This basically means that City of Brass can be described as a GPU-bound title. Our GTX980Ti and RX Vega 64 had no trouble at all running the game with more than 100fps at 1080p on Ultra settings. Unfortunately, DSR and manual downsampling did not work in this particular title on both NVIDIA’s and AMD’s GPUs, so we could not test higher resolutions. The AMD Radeon RX580 is also able to provide a smooth gaming experience, whereas the GTX690 (due to the lack of an SLI profile) cannot provide a constant 60fps experience.

Graphics wise, City of Brass looks cool. While the levels are a bit small, they are full of atmosphere, featuring lots of small details. Uppercut Games has used some nice textures (though we did spot some low-res textures here and there), all enemies are nicely detailed and there are some pretty cool lighting effects. City of Brass does not revolutionise the FPS genre (visuals-wise) however, and mainly thanks to Unreal Engine 4, it is really pleasing to the eye.
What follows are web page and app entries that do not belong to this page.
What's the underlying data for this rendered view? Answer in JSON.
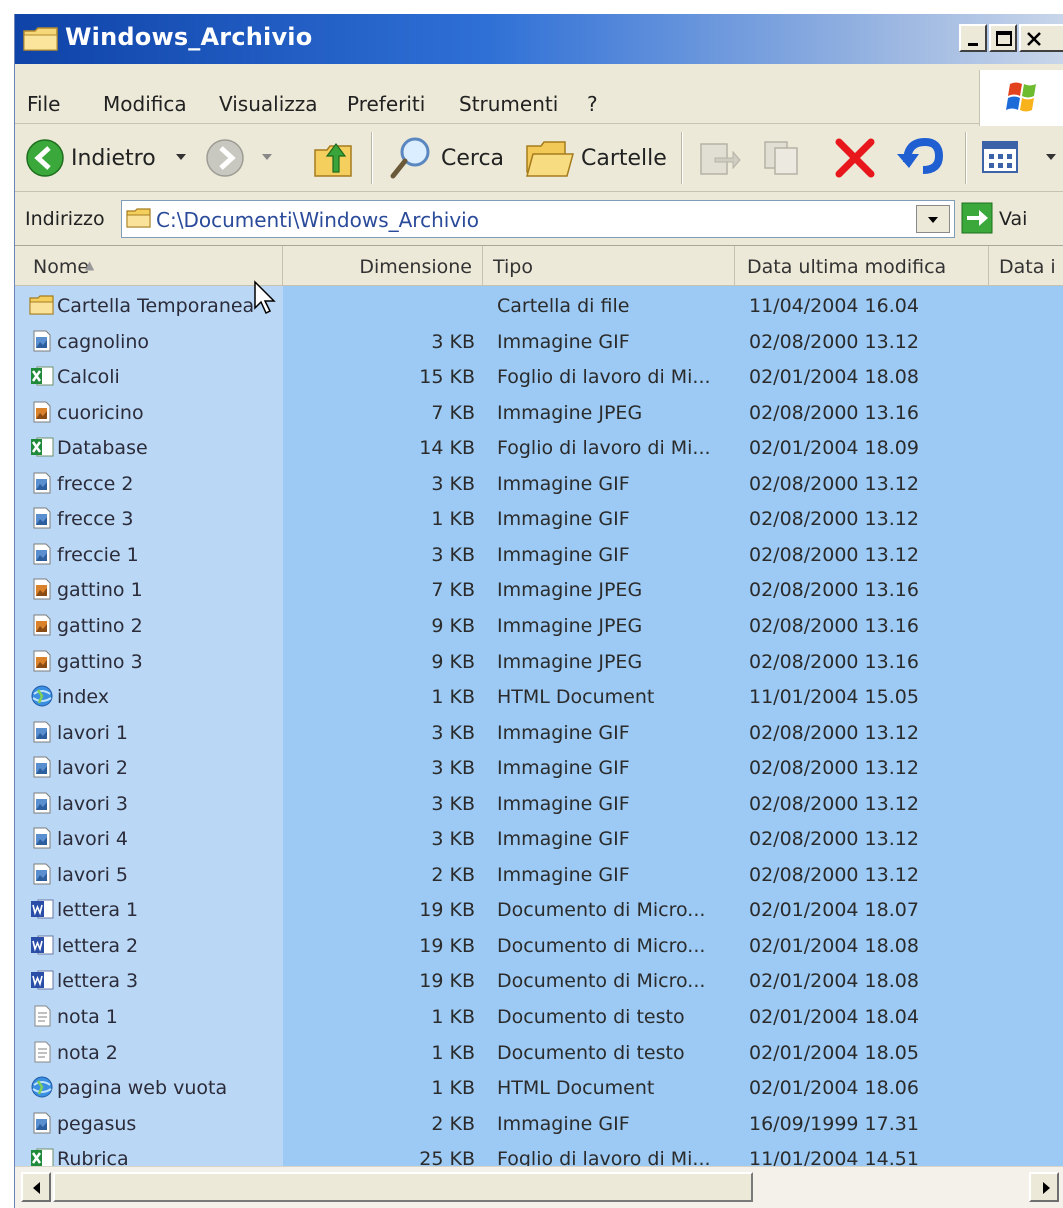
{
  "window": {
    "title": "Windows_Archivio",
    "colors": {
      "title_start": "#0f43a8",
      "title_end": "#c9d6ea",
      "list_background": "#9ccaf4",
      "name_column_background": "#bad8f5",
      "delete_red": "#e8171c"
    }
  },
  "menu": [
    "File",
    "Modifica",
    "Visualizza",
    "Preferiti",
    "Strumenti",
    "?"
  ],
  "toolbar": {
    "back_label": "Indietro",
    "search_label": "Cerca",
    "folders_label": "Cartelle"
  },
  "address": {
    "label": "Indirizzo",
    "path": "C:\\Documenti\\Windows_Archivio",
    "go_label": "Vai"
  },
  "columns": {
    "name": "Nome",
    "size": "Dimensione",
    "type": "Tipo",
    "modified": "Data ultima modifica",
    "created": "Data i"
  },
  "files": [
    {
      "name": "Cartella Temporanea",
      "size": "",
      "type": "Cartella di file",
      "date": "11/04/2004 16.04",
      "icon": "folder-icon"
    },
    {
      "name": "cagnolino",
      "size": "3 KB",
      "type": "Immagine GIF",
      "date": "02/08/2000 13.12",
      "icon": "gif-image-icon"
    },
    {
      "name": "Calcoli",
      "size": "15 KB",
      "type": "Foglio di lavoro di Mi...",
      "date": "02/01/2004 18.08",
      "icon": "excel-icon"
    },
    {
      "name": "cuoricino",
      "size": "7 KB",
      "type": "Immagine JPEG",
      "date": "02/08/2000 13.16",
      "icon": "jpeg-image-icon"
    },
    {
      "name": "Database",
      "size": "14 KB",
      "type": "Foglio di lavoro di Mi...",
      "date": "02/01/2004 18.09",
      "icon": "excel-icon"
    },
    {
      "name": "frecce 2",
      "size": "3 KB",
      "type": "Immagine GIF",
      "date": "02/08/2000 13.12",
      "icon": "gif-image-icon"
    },
    {
      "name": "frecce 3",
      "size": "1 KB",
      "type": "Immagine GIF",
      "date": "02/08/2000 13.12",
      "icon": "gif-image-icon"
    },
    {
      "name": "freccie 1",
      "size": "3 KB",
      "type": "Immagine GIF",
      "date": "02/08/2000 13.12",
      "icon": "gif-image-icon"
    },
    {
      "name": "gattino 1",
      "size": "7 KB",
      "type": "Immagine JPEG",
      "date": "02/08/2000 13.16",
      "icon": "jpeg-image-icon"
    },
    {
      "name": "gattino 2",
      "size": "9 KB",
      "type": "Immagine JPEG",
      "date": "02/08/2000 13.16",
      "icon": "jpeg-image-icon"
    },
    {
      "name": "gattino 3",
      "size": "9 KB",
      "type": "Immagine JPEG",
      "date": "02/08/2000 13.16",
      "icon": "jpeg-image-icon"
    },
    {
      "name": "index",
      "size": "1 KB",
      "type": "HTML Document",
      "date": "11/01/2004 15.05",
      "icon": "html-icon"
    },
    {
      "name": "lavori 1",
      "size": "3 KB",
      "type": "Immagine GIF",
      "date": "02/08/2000 13.12",
      "icon": "gif-image-icon"
    },
    {
      "name": "lavori 2",
      "size": "3 KB",
      "type": "Immagine GIF",
      "date": "02/08/2000 13.12",
      "icon": "gif-image-icon"
    },
    {
      "name": "lavori 3",
      "size": "3 KB",
      "type": "Immagine GIF",
      "date": "02/08/2000 13.12",
      "icon": "gif-image-icon"
    },
    {
      "name": "lavori 4",
      "size": "3 KB",
      "type": "Immagine GIF",
      "date": "02/08/2000 13.12",
      "icon": "gif-image-icon"
    },
    {
      "name": "lavori 5",
      "size": "2 KB",
      "type": "Immagine GIF",
      "date": "02/08/2000 13.12",
      "icon": "gif-image-icon"
    },
    {
      "name": "lettera 1",
      "size": "19 KB",
      "type": "Documento di Micro...",
      "date": "02/01/2004 18.07",
      "icon": "word-icon"
    },
    {
      "name": "lettera 2",
      "size": "19 KB",
      "type": "Documento di Micro...",
      "date": "02/01/2004 18.08",
      "icon": "word-icon"
    },
    {
      "name": "lettera 3",
      "size": "19 KB",
      "type": "Documento di Micro...",
      "date": "02/01/2004 18.08",
      "icon": "word-icon"
    },
    {
      "name": "nota 1",
      "size": "1 KB",
      "type": "Documento di testo",
      "date": "02/01/2004 18.04",
      "icon": "text-file-icon"
    },
    {
      "name": "nota 2",
      "size": "1 KB",
      "type": "Documento di testo",
      "date": "02/01/2004 18.05",
      "icon": "text-file-icon"
    },
    {
      "name": "pagina web vuota",
      "size": "1 KB",
      "type": "HTML Document",
      "date": "02/01/2004 18.06",
      "icon": "html-icon"
    },
    {
      "name": "pegasus",
      "size": "2 KB",
      "type": "Immagine GIF",
      "date": "16/09/1999 17.31",
      "icon": "gif-image-icon"
    },
    {
      "name": "Rubrica",
      "size": "25 KB",
      "type": "Foglio di lavoro di Mi...",
      "date": "11/01/2004 14.51",
      "icon": "excel-icon"
    }
  ]
}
All in all, City of Brass is a game that performs great and looks cool on the PC. The game appears to be scaling on more than four CPU cores, however the performance difference between a quad-core and a six-core is only 10fps. Still, the game runs incredibly well even on dual-cores. We also did not experience any crashes or mouse acceleration/smoothing issues. Overall, this is a polished product that will run on a variety of PC configurations!